- **Task directions**: Go through the data below and return each line where the string "JSON" occurs.

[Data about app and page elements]
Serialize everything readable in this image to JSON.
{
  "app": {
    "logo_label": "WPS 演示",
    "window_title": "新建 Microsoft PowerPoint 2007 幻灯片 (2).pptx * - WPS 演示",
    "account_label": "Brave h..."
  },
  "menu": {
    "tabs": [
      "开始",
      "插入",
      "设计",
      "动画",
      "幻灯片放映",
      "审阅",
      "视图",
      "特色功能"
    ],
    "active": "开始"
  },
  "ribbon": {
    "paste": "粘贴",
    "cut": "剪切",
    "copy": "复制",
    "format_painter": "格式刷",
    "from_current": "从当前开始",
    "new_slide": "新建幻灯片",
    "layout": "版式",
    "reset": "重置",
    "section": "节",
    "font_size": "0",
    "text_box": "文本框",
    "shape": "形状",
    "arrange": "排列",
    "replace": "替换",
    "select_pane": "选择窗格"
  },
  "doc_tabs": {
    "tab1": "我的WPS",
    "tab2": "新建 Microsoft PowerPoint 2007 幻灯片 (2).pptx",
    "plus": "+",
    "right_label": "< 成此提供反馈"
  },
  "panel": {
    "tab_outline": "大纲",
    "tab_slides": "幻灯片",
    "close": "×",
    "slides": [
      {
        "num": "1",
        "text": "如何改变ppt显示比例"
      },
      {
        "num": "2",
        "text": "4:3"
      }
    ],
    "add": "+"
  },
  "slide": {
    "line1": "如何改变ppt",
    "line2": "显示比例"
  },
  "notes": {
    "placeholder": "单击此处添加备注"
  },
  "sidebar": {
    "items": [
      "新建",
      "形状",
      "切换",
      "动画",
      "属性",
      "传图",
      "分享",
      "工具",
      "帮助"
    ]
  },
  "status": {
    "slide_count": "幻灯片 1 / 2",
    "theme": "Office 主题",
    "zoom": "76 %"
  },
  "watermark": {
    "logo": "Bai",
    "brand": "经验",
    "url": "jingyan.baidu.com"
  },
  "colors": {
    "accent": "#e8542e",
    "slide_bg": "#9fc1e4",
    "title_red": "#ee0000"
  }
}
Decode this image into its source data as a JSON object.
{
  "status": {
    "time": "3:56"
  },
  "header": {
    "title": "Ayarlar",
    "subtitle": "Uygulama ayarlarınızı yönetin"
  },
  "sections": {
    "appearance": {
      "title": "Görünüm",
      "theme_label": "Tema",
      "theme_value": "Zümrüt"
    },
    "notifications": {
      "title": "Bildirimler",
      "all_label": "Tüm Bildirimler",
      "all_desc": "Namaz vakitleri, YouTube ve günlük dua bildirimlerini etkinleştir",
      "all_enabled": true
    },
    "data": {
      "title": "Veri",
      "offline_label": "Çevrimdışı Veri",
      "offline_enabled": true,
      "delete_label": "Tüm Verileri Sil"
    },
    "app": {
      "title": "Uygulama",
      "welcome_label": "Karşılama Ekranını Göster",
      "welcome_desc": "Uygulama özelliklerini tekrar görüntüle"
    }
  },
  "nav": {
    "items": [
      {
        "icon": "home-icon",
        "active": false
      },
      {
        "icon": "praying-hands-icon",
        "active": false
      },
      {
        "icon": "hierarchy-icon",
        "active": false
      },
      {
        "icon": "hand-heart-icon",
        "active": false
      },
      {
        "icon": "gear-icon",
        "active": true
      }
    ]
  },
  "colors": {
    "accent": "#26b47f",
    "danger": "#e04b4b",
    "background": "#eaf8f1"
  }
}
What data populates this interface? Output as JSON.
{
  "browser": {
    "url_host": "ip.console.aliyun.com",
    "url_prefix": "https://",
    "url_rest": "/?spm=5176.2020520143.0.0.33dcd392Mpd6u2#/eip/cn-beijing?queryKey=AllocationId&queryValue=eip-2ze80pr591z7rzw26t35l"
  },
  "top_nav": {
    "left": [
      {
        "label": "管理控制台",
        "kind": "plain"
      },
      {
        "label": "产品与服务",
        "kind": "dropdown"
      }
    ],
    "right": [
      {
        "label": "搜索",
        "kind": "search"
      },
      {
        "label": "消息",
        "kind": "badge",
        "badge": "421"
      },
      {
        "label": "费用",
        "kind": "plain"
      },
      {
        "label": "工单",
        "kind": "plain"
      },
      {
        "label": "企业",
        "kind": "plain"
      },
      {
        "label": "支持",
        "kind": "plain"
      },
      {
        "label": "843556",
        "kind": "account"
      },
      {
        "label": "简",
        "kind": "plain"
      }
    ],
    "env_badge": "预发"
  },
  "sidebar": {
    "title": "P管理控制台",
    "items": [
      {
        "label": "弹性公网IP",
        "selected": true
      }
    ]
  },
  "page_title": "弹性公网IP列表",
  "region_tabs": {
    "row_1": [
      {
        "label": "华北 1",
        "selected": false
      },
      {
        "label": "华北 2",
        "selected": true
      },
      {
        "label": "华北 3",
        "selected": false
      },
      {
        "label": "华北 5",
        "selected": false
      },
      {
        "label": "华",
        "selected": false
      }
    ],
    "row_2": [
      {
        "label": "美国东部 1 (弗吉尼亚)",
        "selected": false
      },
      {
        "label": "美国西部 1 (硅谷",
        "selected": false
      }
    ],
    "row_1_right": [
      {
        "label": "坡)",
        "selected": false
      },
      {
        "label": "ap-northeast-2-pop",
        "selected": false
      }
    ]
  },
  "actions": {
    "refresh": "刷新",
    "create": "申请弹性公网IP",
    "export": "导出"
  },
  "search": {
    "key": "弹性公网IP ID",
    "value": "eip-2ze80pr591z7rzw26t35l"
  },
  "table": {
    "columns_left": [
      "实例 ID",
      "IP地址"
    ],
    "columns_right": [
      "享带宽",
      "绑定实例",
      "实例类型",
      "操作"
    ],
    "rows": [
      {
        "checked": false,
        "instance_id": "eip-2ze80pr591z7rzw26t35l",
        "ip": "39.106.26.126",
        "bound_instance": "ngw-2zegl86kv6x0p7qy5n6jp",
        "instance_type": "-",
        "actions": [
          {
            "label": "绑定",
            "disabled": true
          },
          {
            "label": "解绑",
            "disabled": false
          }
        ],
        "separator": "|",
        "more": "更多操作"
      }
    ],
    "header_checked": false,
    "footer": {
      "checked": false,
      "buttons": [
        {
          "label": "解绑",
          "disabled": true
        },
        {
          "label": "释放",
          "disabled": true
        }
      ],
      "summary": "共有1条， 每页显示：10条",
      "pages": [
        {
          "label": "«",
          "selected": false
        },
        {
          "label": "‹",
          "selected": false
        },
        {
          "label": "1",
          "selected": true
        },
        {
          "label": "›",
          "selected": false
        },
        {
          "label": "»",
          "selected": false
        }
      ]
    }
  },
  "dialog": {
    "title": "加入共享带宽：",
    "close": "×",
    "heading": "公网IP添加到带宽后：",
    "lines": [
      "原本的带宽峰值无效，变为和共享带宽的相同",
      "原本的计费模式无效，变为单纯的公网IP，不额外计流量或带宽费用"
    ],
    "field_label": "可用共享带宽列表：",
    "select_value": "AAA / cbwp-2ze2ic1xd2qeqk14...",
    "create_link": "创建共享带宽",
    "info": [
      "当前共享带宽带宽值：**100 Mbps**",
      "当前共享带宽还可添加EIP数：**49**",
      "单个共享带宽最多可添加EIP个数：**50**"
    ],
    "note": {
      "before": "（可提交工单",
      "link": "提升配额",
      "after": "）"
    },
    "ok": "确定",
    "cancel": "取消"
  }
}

- **Written answer**:
Serialize everything readable in this image to JSON.
Decode this image into its source data as a JSON object.
What data populates this interface? Output as JSON.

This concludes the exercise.